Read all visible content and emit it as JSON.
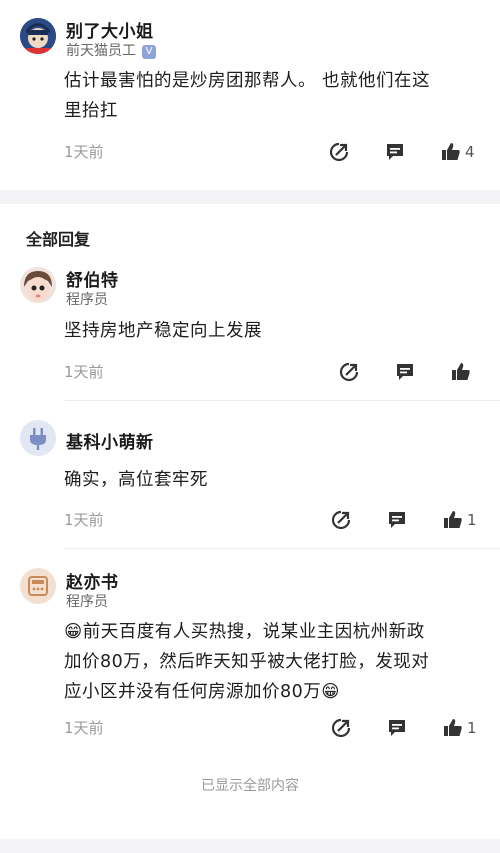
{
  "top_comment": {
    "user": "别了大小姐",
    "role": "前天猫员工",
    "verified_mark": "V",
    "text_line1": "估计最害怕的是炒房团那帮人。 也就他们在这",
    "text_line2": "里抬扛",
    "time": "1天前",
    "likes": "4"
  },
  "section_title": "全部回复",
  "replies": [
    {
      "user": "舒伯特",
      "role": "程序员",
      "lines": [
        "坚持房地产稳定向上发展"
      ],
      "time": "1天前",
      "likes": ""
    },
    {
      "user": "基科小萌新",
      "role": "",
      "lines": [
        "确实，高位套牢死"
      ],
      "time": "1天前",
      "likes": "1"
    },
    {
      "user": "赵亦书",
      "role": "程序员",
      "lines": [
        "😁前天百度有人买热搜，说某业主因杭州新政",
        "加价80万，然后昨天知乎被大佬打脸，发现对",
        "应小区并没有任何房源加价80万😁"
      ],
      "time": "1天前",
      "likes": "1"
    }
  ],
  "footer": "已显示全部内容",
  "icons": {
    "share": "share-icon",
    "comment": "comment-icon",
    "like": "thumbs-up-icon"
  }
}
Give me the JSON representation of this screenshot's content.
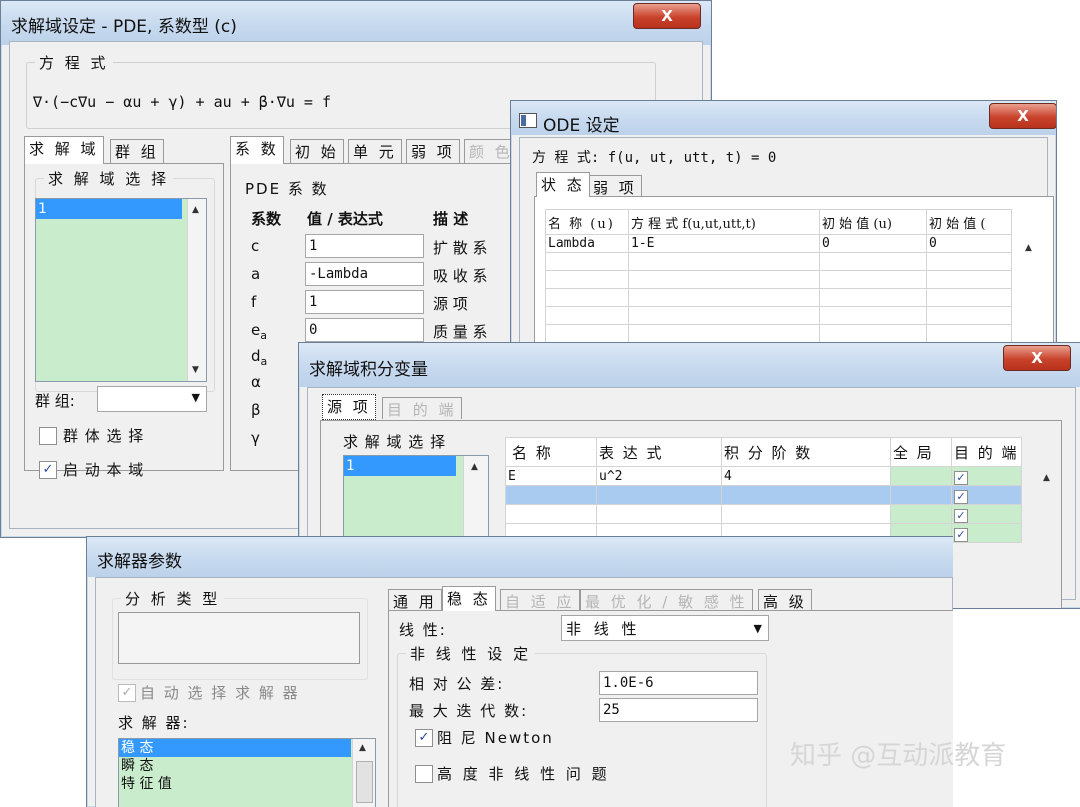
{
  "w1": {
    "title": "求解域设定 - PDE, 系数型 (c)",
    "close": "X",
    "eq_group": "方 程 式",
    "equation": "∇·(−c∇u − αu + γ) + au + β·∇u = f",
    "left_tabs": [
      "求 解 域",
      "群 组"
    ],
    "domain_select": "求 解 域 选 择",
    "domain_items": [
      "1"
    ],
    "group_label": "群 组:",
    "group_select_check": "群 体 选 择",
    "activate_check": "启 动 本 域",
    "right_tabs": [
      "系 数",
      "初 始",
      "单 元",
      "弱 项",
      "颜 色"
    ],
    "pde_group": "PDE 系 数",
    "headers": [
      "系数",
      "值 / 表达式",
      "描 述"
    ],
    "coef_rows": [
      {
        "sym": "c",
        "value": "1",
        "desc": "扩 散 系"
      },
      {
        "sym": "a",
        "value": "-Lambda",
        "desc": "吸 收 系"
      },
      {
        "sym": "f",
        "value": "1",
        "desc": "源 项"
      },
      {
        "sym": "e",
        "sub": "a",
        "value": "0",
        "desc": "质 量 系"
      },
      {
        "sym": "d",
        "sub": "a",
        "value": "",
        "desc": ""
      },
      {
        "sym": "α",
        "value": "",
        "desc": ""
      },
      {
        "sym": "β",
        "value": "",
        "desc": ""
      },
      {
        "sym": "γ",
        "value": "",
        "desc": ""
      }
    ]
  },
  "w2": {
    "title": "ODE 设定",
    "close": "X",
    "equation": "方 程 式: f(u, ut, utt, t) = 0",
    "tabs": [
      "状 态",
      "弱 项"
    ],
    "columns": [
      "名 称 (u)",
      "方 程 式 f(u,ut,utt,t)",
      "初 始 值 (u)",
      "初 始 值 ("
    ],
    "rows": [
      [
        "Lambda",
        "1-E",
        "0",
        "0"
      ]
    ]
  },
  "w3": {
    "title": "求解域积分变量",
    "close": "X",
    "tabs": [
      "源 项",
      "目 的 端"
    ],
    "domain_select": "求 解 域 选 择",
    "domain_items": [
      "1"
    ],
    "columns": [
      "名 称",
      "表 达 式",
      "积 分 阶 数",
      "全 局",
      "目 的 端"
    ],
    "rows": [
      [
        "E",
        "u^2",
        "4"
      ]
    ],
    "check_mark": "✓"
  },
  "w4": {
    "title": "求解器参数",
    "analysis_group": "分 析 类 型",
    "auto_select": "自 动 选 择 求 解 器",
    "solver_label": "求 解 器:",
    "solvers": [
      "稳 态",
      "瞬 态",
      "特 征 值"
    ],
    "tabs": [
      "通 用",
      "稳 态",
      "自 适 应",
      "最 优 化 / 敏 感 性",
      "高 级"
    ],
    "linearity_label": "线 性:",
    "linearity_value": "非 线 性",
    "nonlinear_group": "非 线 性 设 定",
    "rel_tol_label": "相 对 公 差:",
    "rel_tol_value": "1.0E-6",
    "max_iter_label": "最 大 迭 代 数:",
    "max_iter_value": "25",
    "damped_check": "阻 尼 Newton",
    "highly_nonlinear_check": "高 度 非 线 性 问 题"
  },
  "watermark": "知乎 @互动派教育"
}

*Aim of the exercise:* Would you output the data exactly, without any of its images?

*Output:*
Read all visible content and emit it as JSON.
{
  "top_comment": {
    "user": "别了大小姐",
    "role": "前天猫员工",
    "verified_mark": "V",
    "text_line1": "估计最害怕的是炒房团那帮人。 也就他们在这",
    "text_line2": "里抬扛",
    "time": "1天前",
    "likes": "4"
  },
  "section_title": "全部回复",
  "replies": [
    {
      "user": "舒伯特",
      "role": "程序员",
      "lines": [
        "坚持房地产稳定向上发展"
      ],
      "time": "1天前",
      "likes": ""
    },
    {
      "user": "基科小萌新",
      "role": "",
      "lines": [
        "确实，高位套牢死"
      ],
      "time": "1天前",
      "likes": "1"
    },
    {
      "user": "赵亦书",
      "role": "程序员",
      "lines": [
        "😁前天百度有人买热搜，说某业主因杭州新政",
        "加价80万，然后昨天知乎被大佬打脸，发现对",
        "应小区并没有任何房源加价80万😁"
      ],
      "time": "1天前",
      "likes": "1"
    }
  ],
  "footer": "已显示全部内容",
  "icons": {
    "share": "share-icon",
    "comment": "comment-icon",
    "like": "thumbs-up-icon"
  }
}
Give me the JSON representation of this screenshot's content.
{
  "w1": {
    "title": "求解域设定 - PDE, 系数型 (c)",
    "close": "X",
    "eq_group": "方 程 式",
    "equation": "∇·(−c∇u − αu + γ) + au + β·∇u = f",
    "left_tabs": [
      "求 解 域",
      "群 组"
    ],
    "domain_select": "求 解 域 选 择",
    "domain_items": [
      "1"
    ],
    "group_label": "群 组:",
    "group_select_check": "群 体 选 择",
    "activate_check": "启 动 本 域",
    "right_tabs": [
      "系 数",
      "初 始",
      "单 元",
      "弱 项",
      "颜 色"
    ],
    "pde_group": "PDE 系 数",
    "headers": [
      "系数",
      "值 / 表达式",
      "描 述"
    ],
    "coef_rows": [
      {
        "sym": "c",
        "value": "1",
        "desc": "扩 散 系"
      },
      {
        "sym": "a",
        "value": "-Lambda",
        "desc": "吸 收 系"
      },
      {
        "sym": "f",
        "value": "1",
        "desc": "源 项"
      },
      {
        "sym": "e",
        "sub": "a",
        "value": "0",
        "desc": "质 量 系"
      },
      {
        "sym": "d",
        "sub": "a",
        "value": "",
        "desc": ""
      },
      {
        "sym": "α",
        "value": "",
        "desc": ""
      },
      {
        "sym": "β",
        "value": "",
        "desc": ""
      },
      {
        "sym": "γ",
        "value": "",
        "desc": ""
      }
    ]
  },
  "w2": {
    "title": "ODE 设定",
    "close": "X",
    "equation": "方 程 式: f(u, ut, utt, t) = 0",
    "tabs": [
      "状 态",
      "弱 项"
    ],
    "columns": [
      "名 称 (u)",
      "方 程 式 f(u,ut,utt,t)",
      "初 始 值 (u)",
      "初 始 值 ("
    ],
    "rows": [
      [
        "Lambda",
        "1-E",
        "0",
        "0"
      ]
    ]
  },
  "w3": {
    "title": "求解域积分变量",
    "close": "X",
    "tabs": [
      "源 项",
      "目 的 端"
    ],
    "domain_select": "求 解 域 选 择",
    "domain_items": [
      "1"
    ],
    "columns": [
      "名 称",
      "表 达 式",
      "积 分 阶 数",
      "全 局",
      "目 的 端"
    ],
    "rows": [
      [
        "E",
        "u^2",
        "4"
      ]
    ],
    "check_mark": "✓"
  },
  "w4": {
    "title": "求解器参数",
    "analysis_group": "分 析 类 型",
    "auto_select": "自 动 选 择 求 解 器",
    "solver_label": "求 解 器:",
    "solvers": [
      "稳 态",
      "瞬 态",
      "特 征 值"
    ],
    "tabs": [
      "通 用",
      "稳 态",
      "自 适 应",
      "最 优 化 / 敏 感 性",
      "高 级"
    ],
    "linearity_label": "线 性:",
    "linearity_value": "非 线 性",
    "nonlinear_group": "非 线 性 设 定",
    "rel_tol_label": "相 对 公 差:",
    "rel_tol_value": "1.0E-6",
    "max_iter_label": "最 大 迭 代 数:",
    "max_iter_value": "25",
    "damped_check": "阻 尼 Newton",
    "highly_nonlinear_check": "高 度 非 线 性 问 题"
  },
  "watermark": "知乎 @互动派教育"
}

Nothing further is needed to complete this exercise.